When you hear the word “diabetes,” you might immediately think “sugar intake,” but sugar consumption alone doesn’t directly cause diabetes. The Mayo Clinic defines diabetes as a group of diseases that affect how the body uses blood sugar or glucose. Glucose is used as energy for muscles and tissues, and is the brain’s main source of fuel. Diabetes can lead to too much sugar in the bloodstream which can then lead to other serious health issues, including cardiovascular problems.
“November is National Diabetes Awareness Month,” said Blount Memorial registered dietitian Heather Pierce. “Because diabetes affects so many millions of Americans, chances are it has impacted someone in your family or someone you know,” she said. According to the Centers for Disease Control and Prevention’s 2022 National Diabetes Statistics Report, more than 130 million adults are living with diabetes or prediabetes in the United States – some of whom are living with it and just don’t know it yet.
So, what do you look for? Diabetes symptoms depend on how high your blood sugar is, but some common symptoms include feeling more thirsty than usual, urinating often, losing weight without trying, the presence of ketones in urine, feeling tired, weak and/or irritable, blurry vision, slow-healing sores, and chronic infections. And although most people think diabetes mostly affects older or obese individuals or those that consume too much sugar, there are many factors that come into play. Obesity, age, genetics, dietary patterns and other contributory medical issues can increase your risk of diabetes. If you notice any of these symptoms, it’s important to discuss them with your doctor. Early diagnosis and treatment can help you start feeling better faster.

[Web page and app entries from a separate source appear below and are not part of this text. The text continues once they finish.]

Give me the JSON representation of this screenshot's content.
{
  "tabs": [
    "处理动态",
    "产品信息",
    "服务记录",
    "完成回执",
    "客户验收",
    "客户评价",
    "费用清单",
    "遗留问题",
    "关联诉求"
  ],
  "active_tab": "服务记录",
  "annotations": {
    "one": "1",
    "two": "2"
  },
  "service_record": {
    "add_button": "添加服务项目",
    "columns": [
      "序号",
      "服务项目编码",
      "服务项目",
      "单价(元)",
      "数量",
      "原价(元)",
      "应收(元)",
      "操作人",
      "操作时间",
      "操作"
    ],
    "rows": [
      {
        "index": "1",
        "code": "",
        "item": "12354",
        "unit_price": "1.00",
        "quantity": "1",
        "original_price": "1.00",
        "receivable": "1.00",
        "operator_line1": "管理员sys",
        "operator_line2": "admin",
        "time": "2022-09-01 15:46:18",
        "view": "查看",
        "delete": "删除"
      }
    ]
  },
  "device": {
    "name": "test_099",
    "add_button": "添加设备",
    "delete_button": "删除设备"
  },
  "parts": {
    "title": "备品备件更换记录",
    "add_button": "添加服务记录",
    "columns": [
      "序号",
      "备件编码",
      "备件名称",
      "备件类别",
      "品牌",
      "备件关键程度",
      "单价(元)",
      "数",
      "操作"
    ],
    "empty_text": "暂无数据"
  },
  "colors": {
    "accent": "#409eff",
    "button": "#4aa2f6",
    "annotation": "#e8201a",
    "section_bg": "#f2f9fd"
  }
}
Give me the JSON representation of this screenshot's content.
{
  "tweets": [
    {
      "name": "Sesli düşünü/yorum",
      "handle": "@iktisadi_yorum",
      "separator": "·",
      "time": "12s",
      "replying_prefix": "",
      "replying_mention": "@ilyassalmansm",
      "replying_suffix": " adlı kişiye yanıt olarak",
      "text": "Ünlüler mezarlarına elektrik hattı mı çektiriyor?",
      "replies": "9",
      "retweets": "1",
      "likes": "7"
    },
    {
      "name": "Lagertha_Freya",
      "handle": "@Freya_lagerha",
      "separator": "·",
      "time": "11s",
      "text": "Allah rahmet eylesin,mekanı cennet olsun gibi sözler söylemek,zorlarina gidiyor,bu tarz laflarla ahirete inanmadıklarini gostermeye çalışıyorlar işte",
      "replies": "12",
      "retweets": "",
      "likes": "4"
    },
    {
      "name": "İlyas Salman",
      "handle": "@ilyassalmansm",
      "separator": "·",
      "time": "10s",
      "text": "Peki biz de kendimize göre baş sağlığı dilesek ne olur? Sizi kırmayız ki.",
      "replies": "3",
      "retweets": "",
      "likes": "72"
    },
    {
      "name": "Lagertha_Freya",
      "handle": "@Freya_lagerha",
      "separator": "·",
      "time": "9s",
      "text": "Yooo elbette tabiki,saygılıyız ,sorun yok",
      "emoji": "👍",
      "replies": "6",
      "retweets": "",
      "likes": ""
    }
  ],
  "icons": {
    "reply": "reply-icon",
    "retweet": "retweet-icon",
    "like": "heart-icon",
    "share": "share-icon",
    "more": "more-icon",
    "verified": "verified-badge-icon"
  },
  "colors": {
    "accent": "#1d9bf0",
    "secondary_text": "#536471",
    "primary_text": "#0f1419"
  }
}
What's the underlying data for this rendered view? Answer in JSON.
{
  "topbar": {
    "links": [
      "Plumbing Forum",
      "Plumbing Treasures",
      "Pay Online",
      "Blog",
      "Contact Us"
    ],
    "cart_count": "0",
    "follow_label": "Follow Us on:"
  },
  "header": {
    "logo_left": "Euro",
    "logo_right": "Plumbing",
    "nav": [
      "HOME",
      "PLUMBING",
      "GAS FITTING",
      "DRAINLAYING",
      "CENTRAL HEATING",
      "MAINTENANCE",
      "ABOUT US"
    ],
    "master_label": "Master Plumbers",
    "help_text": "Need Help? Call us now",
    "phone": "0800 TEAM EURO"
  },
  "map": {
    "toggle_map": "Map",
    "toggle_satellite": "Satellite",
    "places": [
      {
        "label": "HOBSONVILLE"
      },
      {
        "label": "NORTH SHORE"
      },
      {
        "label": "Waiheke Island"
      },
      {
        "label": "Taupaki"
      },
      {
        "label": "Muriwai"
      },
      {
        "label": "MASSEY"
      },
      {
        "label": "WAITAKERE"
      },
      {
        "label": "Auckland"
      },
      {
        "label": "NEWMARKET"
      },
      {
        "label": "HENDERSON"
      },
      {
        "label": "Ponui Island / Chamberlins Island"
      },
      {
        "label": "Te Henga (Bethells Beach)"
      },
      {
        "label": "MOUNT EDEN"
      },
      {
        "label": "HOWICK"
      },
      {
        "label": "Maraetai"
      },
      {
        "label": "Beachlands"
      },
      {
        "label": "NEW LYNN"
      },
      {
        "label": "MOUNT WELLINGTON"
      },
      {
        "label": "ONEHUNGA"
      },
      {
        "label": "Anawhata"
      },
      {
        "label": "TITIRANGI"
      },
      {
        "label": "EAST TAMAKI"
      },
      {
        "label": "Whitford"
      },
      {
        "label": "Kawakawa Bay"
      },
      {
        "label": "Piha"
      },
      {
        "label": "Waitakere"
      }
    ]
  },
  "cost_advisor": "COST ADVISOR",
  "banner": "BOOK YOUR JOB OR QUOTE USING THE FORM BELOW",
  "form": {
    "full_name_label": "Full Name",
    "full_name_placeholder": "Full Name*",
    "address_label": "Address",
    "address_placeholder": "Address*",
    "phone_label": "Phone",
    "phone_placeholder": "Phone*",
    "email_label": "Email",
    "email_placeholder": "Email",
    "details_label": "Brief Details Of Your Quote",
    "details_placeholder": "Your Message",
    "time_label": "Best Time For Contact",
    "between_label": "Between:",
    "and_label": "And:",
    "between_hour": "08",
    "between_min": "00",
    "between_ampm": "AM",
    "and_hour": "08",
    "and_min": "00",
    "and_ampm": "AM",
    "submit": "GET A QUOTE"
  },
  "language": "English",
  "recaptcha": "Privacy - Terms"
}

Another thing that will help you feel better is exercise. “It’s important to adopt an active lifestyle because doing so has been shown to lower blood sugar, help with weight loss and boost our sensitivity to insulin. In this way, exercise literally acts like a diabetes medication. Next, if you’re overweight or obese, it’s important to realize that even modest weight loss can reduce insulin resistance,” Pierce said.
In addition to exercise, changes in diet often are recommended, too. Some think this means excluding certain foods – or sugar altogether – but that isn’t always the case. Another common myth is that as long as you’re taking medication for diabetes, you can still eat whatever you want. Or that you can just switch out real sugar for an artificial sweetener to combat the disease. While watching what goes into your body is beneficial with a diabetes diagnosis, your doctor can help you develop a plan to treat and minimize symptoms that impact your life. In addition, your doctor may ask you to start monitoring your blood glucose, begin a food journal or prescribe a daily medication to stabilize blood sugar levels.
Finally, it’s important to remain positive. “I know it can seem overwhelming, but a diabetes diagnosis doesn’t have to be a terrible thing,” Pierce said. “Sometimes, it can be the motivating factor in making healthy lifestyle changes that can improve your overall health,” she added.